INSTRUCTIONS FOR THE TASK - Looking through the data below, work out how many lines have the word "size". Reply with that number only.
---------- SUPPLIED INFORMATION ----------
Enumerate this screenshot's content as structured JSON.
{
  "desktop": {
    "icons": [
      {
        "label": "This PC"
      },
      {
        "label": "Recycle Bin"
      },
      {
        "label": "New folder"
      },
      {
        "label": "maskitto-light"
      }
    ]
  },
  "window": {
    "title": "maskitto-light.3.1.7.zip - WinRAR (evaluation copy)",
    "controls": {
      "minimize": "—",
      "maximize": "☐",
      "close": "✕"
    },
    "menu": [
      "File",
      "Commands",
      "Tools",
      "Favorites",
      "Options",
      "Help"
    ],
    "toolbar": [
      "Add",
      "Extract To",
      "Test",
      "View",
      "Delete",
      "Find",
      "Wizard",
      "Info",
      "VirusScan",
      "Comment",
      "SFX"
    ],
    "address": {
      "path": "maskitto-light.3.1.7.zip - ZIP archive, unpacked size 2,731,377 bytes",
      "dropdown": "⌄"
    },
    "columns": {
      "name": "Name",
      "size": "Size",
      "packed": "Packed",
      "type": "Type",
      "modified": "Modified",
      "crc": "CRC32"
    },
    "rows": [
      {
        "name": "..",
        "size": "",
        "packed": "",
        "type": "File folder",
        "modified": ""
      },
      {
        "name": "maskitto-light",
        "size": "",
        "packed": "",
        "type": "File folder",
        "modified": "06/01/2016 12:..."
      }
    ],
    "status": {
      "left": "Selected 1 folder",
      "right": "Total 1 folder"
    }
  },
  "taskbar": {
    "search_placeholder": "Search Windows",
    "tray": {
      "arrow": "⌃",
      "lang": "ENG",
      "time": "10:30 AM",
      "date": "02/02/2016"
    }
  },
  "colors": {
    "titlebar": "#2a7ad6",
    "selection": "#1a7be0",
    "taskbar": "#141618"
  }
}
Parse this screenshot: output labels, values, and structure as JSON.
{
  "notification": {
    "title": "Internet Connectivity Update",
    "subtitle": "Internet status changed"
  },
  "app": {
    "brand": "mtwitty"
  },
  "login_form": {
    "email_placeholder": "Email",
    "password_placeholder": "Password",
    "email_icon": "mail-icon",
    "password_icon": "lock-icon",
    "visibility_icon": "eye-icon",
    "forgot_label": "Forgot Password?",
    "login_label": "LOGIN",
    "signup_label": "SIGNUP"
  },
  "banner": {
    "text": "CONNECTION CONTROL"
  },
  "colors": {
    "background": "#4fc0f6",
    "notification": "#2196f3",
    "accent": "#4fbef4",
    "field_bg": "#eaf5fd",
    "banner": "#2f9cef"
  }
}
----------
RESPONSE FOR THIS EXERCISE - 4